The principal of an Auckland high school has defended her actions after a photo of her looking under a toilet door circulated on social media.
Fiona Barker, principal of Green Bay High School, responded to the image in a letter to parents sent earlier this week, in which she said she was checking to see if students were vaping in the cubicle.
"You may be aware that a photo is circulating on social media of me monitoring the situation in some girls' toilets in the school recently," Barker said in the letter.
"Like many things on social media, photos can often provide a one-sided version of what is happening at the time."
Barker shared the letter with Newshub when approached for comment about the photo.
"We take our duties very seriously around monitoring what is happening at our school in order to be assured it is a healthy and safe environment for our students and staff," she said.
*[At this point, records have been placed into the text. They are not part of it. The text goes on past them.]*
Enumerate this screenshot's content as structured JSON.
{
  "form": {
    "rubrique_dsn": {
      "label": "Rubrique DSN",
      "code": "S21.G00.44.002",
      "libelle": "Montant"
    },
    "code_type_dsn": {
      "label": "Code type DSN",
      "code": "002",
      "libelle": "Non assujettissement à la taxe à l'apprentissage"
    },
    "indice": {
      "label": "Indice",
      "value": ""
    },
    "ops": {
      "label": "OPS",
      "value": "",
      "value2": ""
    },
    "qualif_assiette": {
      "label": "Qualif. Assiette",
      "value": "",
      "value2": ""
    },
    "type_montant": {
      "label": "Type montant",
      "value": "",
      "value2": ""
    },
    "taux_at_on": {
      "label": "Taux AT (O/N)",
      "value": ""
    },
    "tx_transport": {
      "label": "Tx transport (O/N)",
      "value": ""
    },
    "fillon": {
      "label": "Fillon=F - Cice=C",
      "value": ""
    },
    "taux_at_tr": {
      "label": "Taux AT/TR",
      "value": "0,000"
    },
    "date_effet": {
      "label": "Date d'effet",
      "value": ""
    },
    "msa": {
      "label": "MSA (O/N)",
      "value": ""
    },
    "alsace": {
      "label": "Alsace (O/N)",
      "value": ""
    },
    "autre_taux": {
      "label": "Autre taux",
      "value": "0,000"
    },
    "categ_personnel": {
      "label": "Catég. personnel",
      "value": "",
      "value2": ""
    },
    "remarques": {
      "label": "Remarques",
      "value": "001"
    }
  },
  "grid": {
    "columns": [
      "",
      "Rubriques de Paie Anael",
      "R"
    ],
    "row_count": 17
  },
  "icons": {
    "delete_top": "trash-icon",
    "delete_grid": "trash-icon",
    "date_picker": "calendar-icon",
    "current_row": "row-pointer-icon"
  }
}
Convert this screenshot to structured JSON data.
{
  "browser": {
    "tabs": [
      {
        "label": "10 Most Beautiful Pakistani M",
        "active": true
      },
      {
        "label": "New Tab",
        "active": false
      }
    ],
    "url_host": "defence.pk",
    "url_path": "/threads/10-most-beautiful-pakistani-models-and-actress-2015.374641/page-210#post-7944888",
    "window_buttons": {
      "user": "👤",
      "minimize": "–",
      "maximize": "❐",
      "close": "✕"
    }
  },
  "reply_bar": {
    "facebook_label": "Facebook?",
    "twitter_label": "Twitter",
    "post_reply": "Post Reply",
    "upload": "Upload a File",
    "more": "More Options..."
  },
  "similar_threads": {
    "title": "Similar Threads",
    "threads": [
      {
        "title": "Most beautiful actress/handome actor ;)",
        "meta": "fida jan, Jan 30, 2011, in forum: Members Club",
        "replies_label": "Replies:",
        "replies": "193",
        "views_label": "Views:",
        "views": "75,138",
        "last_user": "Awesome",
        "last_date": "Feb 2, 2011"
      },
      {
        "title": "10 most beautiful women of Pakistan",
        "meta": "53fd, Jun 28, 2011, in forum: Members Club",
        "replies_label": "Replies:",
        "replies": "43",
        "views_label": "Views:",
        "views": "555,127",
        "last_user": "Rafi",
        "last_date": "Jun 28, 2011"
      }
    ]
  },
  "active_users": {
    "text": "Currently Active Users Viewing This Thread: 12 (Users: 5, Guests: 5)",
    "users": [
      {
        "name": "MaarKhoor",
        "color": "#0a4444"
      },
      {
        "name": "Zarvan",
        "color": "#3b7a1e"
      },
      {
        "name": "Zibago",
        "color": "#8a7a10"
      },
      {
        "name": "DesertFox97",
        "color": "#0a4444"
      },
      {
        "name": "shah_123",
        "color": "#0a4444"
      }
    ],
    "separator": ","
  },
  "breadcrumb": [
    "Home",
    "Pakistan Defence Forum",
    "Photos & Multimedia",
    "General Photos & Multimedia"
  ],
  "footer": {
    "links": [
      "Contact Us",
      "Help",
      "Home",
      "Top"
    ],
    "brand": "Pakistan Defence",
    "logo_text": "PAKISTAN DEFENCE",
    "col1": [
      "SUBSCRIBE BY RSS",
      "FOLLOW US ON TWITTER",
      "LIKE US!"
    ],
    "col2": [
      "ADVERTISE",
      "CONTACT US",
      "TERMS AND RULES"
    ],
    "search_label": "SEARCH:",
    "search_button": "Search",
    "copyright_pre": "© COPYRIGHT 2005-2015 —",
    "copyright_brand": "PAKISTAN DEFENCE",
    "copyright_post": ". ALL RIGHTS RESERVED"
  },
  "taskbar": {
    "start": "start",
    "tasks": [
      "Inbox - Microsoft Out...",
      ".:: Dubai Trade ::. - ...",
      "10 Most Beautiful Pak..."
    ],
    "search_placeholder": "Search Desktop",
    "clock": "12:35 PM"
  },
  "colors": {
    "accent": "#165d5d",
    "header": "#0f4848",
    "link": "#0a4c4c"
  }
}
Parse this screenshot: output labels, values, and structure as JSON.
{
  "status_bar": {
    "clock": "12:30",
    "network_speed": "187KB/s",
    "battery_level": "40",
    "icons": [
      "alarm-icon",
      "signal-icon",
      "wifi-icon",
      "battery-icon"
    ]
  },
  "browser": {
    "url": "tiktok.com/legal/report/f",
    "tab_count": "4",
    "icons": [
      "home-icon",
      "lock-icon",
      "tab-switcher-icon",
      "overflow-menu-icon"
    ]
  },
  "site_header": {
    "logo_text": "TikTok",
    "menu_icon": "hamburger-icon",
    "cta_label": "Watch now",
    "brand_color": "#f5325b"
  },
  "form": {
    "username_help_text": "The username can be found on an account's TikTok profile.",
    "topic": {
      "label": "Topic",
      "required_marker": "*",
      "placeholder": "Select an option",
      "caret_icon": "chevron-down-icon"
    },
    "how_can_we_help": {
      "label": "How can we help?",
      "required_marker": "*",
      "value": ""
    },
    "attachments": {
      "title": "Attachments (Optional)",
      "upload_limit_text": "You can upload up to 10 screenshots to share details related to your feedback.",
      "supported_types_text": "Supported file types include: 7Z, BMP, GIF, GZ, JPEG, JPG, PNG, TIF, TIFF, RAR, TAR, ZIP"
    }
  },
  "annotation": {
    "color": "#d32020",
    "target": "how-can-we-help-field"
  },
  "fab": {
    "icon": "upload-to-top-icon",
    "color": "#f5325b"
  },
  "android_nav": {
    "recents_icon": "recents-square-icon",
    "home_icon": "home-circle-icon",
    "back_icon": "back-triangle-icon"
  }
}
"In this case I was responding to concerns that there were two students in the same cubicle potentially vaping. The photo shows me checking from a distance, the number of feet in the cubicle.
"As vaping products are R18 only, potentially highly addictive, and prohibited at schools, it is important that we respond to these situations promptly and strongly."
She said student safety and wellbeing was the "greatest priority" for the school.
"It is also important to note that we would never jeopardise someone's privacy and dignity in the toilets," she added.
Not everyone was convinced by Barker's explanation though, with one person saying the incident was an "invasion of privacy".
"We can't even do our business without being scared of being spied on by our principal," someone claiming to be a student said in an email to Newshub.
"It is very concerning and many people don't feel comfortable using the toilets any more. It's a total invasion of privacy, a grown woman looking at children underneath bathroom stalls."
Barker is not the first principal to express concern at an increase of vaping among students, with Auckland Grammar School's principal previously calling vaping in schools an "epidemic".
According to the Ministry of Health's 2019/20 NZ Health Survey, nearly 40 percent of youths aged 15-17 have tried an e-cigarette at least once, while 2.3 percent of people in that age group were defined as daily users.
New legislation came into effect late last year making it illegal to sell vapes to people aged under 18.